## AIM OF THE TASK:
Search the records below for the string "this" and copy each line where it turns up.

## DATASET RECORDS:
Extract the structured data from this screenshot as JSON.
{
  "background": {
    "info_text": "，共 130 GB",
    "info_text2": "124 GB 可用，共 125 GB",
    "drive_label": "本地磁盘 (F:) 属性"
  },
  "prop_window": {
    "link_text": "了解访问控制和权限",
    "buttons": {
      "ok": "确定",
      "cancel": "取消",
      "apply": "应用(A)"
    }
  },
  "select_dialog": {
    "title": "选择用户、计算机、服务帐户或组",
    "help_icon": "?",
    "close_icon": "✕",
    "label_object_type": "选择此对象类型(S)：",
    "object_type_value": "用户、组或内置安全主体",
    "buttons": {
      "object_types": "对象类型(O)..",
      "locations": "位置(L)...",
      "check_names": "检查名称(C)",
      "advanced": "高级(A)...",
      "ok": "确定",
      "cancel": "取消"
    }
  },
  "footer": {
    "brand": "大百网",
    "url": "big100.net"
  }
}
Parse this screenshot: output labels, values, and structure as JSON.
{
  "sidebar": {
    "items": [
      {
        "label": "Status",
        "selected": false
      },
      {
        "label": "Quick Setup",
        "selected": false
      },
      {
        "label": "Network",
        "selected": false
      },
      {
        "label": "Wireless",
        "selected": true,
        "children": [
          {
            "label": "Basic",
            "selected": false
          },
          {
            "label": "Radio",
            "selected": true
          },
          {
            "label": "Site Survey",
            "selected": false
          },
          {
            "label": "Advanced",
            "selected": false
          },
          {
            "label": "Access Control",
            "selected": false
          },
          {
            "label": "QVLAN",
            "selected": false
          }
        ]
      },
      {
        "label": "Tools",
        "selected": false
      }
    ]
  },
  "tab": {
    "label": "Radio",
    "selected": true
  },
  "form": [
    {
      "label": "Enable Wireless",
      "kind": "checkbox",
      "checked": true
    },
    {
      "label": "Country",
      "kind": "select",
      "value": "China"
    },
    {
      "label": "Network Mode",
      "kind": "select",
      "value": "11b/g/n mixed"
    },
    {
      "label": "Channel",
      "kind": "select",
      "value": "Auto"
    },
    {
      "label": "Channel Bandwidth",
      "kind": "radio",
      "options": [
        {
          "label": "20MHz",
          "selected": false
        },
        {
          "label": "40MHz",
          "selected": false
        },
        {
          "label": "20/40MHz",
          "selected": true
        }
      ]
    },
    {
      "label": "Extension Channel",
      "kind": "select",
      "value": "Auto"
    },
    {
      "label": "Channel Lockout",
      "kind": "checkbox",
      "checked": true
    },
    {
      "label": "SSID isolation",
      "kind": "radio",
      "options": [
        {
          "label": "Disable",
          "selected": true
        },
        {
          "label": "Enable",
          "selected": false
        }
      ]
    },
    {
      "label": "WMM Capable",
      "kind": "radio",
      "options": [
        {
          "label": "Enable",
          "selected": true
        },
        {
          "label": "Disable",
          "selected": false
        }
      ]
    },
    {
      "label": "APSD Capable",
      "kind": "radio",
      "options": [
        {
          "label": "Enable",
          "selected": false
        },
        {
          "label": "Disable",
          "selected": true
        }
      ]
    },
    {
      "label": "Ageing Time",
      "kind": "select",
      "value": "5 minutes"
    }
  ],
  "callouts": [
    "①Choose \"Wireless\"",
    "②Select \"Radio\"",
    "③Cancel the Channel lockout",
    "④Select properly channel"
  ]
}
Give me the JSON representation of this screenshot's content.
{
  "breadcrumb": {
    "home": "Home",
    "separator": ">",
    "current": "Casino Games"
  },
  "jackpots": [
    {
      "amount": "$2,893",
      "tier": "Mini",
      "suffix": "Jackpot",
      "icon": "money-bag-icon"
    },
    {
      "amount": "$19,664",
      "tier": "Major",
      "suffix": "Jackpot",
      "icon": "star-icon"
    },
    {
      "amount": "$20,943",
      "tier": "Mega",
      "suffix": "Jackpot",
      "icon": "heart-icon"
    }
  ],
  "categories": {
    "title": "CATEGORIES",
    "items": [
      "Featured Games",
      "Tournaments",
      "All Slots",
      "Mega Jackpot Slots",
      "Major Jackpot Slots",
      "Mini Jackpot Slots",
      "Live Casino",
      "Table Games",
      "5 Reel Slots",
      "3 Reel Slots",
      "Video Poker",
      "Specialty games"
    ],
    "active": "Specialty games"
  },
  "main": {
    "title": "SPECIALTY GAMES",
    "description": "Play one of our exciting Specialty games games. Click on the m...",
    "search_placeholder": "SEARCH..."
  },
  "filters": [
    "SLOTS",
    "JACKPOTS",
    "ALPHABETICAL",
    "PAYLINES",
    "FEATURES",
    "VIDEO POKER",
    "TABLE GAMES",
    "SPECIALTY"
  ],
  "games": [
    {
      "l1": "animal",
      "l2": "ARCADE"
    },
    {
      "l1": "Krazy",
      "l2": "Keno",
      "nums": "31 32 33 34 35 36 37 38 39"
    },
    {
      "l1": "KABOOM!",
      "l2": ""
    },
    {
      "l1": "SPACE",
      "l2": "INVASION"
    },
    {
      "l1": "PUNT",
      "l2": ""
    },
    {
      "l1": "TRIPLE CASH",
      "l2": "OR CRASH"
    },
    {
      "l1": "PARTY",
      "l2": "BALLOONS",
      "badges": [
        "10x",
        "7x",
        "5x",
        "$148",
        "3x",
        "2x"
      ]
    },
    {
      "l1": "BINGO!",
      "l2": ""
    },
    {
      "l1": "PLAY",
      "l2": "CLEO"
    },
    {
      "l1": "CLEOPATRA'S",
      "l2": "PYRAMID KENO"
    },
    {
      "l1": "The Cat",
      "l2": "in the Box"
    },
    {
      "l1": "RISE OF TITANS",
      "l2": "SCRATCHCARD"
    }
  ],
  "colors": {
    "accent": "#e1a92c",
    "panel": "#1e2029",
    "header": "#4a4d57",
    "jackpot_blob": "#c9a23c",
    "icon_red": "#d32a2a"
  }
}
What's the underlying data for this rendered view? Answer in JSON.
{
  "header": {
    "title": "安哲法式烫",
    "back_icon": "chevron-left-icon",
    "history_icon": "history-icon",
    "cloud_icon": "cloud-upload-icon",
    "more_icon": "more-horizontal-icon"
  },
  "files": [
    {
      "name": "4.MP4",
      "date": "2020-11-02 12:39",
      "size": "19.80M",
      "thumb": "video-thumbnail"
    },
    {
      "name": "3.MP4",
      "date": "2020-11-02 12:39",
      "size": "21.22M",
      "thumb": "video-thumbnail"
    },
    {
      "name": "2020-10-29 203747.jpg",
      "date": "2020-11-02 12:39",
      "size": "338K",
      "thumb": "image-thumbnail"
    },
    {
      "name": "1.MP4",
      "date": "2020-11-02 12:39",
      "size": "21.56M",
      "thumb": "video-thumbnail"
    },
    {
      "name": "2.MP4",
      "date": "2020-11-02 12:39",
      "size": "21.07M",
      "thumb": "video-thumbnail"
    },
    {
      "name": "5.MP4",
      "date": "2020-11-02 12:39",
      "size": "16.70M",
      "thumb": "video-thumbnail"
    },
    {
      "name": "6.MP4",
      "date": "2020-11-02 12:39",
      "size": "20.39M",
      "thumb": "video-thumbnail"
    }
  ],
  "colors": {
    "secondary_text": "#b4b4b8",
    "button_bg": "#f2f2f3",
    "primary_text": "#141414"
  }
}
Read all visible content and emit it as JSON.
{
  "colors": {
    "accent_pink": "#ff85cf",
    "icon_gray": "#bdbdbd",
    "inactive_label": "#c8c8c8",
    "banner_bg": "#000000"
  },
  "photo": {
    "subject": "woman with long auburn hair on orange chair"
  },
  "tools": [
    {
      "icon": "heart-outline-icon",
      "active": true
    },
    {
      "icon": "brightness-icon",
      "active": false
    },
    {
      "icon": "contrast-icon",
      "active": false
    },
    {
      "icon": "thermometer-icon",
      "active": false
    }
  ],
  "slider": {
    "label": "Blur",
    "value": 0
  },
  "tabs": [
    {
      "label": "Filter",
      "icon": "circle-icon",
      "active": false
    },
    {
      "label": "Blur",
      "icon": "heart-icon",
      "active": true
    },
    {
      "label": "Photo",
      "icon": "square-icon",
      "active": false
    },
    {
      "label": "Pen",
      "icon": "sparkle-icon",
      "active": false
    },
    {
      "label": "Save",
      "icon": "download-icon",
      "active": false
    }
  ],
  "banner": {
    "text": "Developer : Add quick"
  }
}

## PROBLEM SOLUTION:
Extract the structured data from this screenshot as JSON.
Parse this screenshot: output labels, values, and structure as JSON.
Give me the JSON representation of this screenshot's content.
What's the underlying data for this rendered view? Answer in JSON.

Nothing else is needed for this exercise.